Task goal: Please output the line that contains "Enumerate this screenshot's" and all later lines of the material, exactly, through the end.

· · ·

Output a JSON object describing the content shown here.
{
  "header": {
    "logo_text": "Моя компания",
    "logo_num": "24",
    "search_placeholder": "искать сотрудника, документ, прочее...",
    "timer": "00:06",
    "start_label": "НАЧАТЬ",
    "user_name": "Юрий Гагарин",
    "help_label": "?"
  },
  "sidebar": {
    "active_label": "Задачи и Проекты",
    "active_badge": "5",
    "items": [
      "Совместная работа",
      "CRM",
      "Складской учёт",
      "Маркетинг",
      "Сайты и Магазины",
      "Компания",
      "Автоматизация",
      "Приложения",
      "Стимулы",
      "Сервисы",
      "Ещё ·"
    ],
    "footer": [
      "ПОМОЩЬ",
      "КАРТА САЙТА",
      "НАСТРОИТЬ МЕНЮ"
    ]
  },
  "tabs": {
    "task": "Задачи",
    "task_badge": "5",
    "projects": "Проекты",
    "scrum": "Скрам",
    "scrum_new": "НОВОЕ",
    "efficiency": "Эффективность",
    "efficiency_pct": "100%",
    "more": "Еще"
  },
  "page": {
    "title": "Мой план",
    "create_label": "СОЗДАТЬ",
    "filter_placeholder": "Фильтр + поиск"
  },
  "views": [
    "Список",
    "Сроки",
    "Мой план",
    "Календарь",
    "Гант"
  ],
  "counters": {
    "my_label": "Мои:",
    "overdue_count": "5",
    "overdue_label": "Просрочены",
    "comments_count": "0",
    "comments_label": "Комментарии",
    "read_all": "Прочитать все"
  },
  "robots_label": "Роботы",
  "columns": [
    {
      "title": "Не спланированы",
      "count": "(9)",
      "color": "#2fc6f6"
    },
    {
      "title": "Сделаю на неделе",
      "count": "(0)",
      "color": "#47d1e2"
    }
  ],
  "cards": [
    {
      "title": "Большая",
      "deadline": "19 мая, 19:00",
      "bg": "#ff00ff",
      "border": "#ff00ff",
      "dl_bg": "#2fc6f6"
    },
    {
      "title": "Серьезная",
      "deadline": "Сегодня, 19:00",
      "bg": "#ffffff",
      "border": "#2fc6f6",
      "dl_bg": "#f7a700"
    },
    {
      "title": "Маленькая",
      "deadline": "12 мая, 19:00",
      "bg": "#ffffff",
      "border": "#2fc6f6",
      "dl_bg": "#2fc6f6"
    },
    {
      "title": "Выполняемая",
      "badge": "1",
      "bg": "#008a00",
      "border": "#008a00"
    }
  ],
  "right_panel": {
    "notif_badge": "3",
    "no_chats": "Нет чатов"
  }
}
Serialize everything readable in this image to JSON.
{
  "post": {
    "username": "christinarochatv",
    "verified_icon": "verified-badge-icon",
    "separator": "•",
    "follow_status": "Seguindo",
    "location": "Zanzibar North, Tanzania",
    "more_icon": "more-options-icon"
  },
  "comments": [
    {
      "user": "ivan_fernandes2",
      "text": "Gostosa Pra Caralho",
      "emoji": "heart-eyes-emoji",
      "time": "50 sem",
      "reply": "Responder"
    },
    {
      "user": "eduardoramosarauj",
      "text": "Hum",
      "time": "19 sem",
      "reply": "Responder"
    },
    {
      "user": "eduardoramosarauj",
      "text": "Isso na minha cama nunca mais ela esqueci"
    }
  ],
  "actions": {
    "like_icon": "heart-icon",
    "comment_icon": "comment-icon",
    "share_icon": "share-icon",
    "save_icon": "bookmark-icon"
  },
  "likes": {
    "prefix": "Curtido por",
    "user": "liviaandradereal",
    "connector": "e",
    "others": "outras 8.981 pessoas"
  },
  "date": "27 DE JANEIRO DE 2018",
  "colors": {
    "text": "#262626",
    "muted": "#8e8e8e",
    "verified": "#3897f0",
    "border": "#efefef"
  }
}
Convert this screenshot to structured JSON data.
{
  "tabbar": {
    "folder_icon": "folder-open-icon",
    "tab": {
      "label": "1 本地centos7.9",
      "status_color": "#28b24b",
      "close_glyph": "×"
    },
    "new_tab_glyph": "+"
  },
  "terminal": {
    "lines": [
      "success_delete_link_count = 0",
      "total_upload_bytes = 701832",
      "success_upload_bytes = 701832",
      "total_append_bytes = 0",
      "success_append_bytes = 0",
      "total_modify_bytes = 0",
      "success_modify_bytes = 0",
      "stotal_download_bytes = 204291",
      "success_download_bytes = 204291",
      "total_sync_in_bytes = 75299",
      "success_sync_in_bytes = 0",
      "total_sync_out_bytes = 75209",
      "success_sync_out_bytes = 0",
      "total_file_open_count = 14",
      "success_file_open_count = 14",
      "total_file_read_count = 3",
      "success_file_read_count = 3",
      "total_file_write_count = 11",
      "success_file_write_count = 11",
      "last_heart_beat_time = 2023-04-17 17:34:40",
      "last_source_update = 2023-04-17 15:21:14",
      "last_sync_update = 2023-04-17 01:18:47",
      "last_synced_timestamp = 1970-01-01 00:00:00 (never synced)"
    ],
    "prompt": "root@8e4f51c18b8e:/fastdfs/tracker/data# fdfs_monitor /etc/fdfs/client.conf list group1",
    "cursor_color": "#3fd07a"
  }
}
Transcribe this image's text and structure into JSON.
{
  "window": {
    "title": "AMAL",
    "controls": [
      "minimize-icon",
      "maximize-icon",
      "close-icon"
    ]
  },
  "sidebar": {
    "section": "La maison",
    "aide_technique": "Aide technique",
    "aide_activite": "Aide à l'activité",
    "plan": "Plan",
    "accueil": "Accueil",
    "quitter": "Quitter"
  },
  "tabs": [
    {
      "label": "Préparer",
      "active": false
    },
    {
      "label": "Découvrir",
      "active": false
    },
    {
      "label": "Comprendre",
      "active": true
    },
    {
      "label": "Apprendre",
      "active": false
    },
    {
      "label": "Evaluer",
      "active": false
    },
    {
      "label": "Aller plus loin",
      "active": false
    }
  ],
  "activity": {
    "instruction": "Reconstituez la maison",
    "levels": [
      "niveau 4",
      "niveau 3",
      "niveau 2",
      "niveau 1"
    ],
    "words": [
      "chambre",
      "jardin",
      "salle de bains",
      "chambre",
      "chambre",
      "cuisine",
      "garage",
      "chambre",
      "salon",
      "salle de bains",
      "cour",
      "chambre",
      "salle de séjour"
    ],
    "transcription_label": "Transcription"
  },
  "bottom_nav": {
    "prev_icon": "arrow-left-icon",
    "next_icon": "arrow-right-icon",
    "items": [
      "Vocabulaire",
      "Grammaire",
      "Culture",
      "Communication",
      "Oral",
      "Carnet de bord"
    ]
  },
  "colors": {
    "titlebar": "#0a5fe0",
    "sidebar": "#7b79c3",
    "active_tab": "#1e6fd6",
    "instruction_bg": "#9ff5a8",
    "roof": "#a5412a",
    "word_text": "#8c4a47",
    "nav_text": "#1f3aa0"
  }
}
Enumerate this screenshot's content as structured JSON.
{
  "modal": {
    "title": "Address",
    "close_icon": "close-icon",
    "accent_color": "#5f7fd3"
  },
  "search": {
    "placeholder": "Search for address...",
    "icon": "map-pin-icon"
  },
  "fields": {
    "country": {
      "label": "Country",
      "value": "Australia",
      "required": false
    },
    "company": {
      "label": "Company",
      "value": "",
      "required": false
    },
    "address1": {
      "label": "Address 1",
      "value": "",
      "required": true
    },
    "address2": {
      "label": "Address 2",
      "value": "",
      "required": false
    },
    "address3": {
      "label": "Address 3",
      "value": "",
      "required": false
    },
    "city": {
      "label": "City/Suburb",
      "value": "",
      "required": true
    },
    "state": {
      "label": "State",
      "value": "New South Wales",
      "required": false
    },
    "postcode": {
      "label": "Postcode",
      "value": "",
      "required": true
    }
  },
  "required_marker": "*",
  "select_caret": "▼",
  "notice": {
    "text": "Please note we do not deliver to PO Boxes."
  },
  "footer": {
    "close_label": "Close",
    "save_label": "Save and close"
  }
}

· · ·

Written solution:
Enumerate this screenshot's content as structured JSON.
{
  "modal": {
    "title": "Address",
    "close_icon": "close-icon",
    "accent_color": "#5f7fd3"
  },
  "search": {
    "placeholder": "Search for address...",
    "icon": "map-pin-icon"
  },
  "fields": {
    "country": {
      "label": "Country",
      "value": "Australia",
      "required": false
    },
    "company": {
      "label": "Company",
      "value": "",
      "required": false
    },
    "address1": {
      "label": "Address 1",
      "value": "",
      "required": true
    },
    "address2": {
      "label": "Address 2",
      "value": "",
      "required": false
    },
    "address3": {
      "label": "Address 3",
      "value": "",
      "required": false
    },
    "city": {
      "label": "City/Suburb",
      "value": "",
      "required": true
    },
    "state": {
      "label": "State",
      "value": "New South Wales",
      "required": false
    },
    "postcode": {
      "label": "Postcode",
      "value": "",
      "required": true
    }
  },
  "required_marker": "*",
  "select_caret": "▼",
  "notice": {
    "text": "Please note we do not deliver to PO Boxes."
  },
  "footer": {
    "close_label": "Close",
    "save_label": "Save and close"
  }
}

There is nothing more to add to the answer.